Lee Gregory is a James Beard nominated Chef, that if he wanted to, could be famous.  I was lucky enough to be able to consult for one of the restaurants in RVA that he helmed.  Lee didn't need my help.  Lee's food was, and is, the best food I have ever eaten.  And I was fortunate to sit with him on occasions and watch him explain his process in menu and recipe and just talk "shop". Currently, he is the co-owner and Chef at the heralded restaurant The Roosevelt in Church Hill, a neighborhood of Richmond, VA. His approach to food is so without pretension that it can be mistaken for simple at times. Therein lies his brilliance.  Lee is above all a family man, who happens to be a brilliant chef. 

In addition to these there are many that I rely on to continue to teach me and develop as a business owner, a cook, and to give our guests the best restaurant experience possible - they of course extend to my family & friends, both in and out of the industry, and our tireless farmers and fishermen.  But these, if there had to be any, are the mentors that have helped me build what I know of professional food and of professional kitchens.

Our Food.

support fishermen

We have changed a lot over the years at our little shop.  Our kitchen has become the epicenter and reason for that change as we have continued to immerse ourselves in a continual education of our food, our environment, our families & friends, our staff and our community.   In all of it, "food" is such a common unifier and critical element of who we are.

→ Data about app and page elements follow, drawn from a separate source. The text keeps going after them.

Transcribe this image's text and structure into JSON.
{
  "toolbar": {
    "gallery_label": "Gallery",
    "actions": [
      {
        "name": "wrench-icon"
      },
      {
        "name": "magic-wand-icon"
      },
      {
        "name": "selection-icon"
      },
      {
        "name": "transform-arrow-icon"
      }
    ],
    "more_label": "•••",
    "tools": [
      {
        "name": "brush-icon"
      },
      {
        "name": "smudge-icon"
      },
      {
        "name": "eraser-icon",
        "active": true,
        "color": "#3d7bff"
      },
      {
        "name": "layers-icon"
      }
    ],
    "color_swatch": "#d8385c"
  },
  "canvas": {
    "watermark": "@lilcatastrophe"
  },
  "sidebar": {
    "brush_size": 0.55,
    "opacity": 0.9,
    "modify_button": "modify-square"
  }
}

Sustainable food is becoming more and more important in the telling of that story and the experience for our guests.  For us as a restaurant, I decided that it was critically important to be able to tell our community the food we were feeding them was good for them, but even more importantly to be able to tell them from where it came.  "What am I feeding my community?" matters as a question, and I feel responsible to answer.  Not in some metaphysical quest, but just in how we operate our kitchen each day. 

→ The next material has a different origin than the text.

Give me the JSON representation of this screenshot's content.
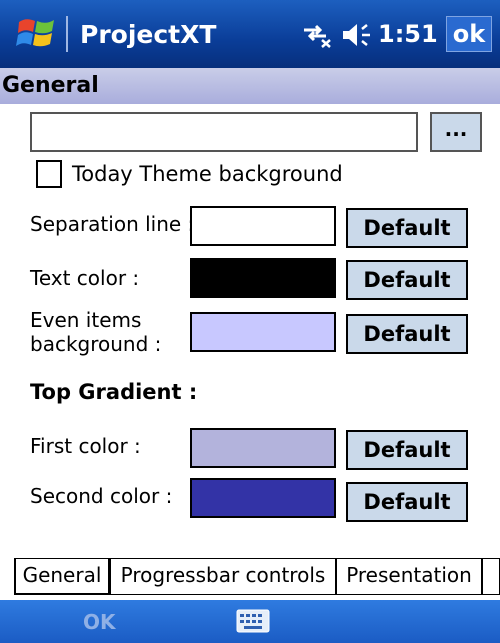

To that end, sustainable food is our mantra. 

Simply put, it is food sourced from farmers, fishermen, purveyors, and individuals who share a common philosophy of providing food that in harvesting, does the least harm to our environment, with minimal impact to other species of fish or animal, and is done in the most ethical manner possible. 

I will elaborate on this in future post I am certain, but it means that I know where every item you will eat in this restaurant comes from - I know which waters the Mahi was caught; I know it was fished in a manner that didn't create unnecessary "by-catch" (other fish caught in the process and discarded as useless); I know where the goats graze, and often what they eat, of the goat cheese on your salad; I know the farmer and the farm who provides the beef for your cheeseburger. 

We approach how we do food here with this reasoning because we know it is the best product we can provide and that it is the healthiest option that we can put on your plate.  It will nourish our guests. It requires we cook with the seasons and change our menus based on the availability of ingredients. 

I love working with food.  I feel privileged to be a part of a chain that nourishes our community through a small part of their day in meals they eat in this restaurant.  Meals that came from local and regional ingredients planted by farmers, harvested by fishermen, and delivered to us to craft into a dish just for you.  Every morning we walk in our kitchen and turn on the lights and plan our day, considers that path, and works to make it the best meal you have today.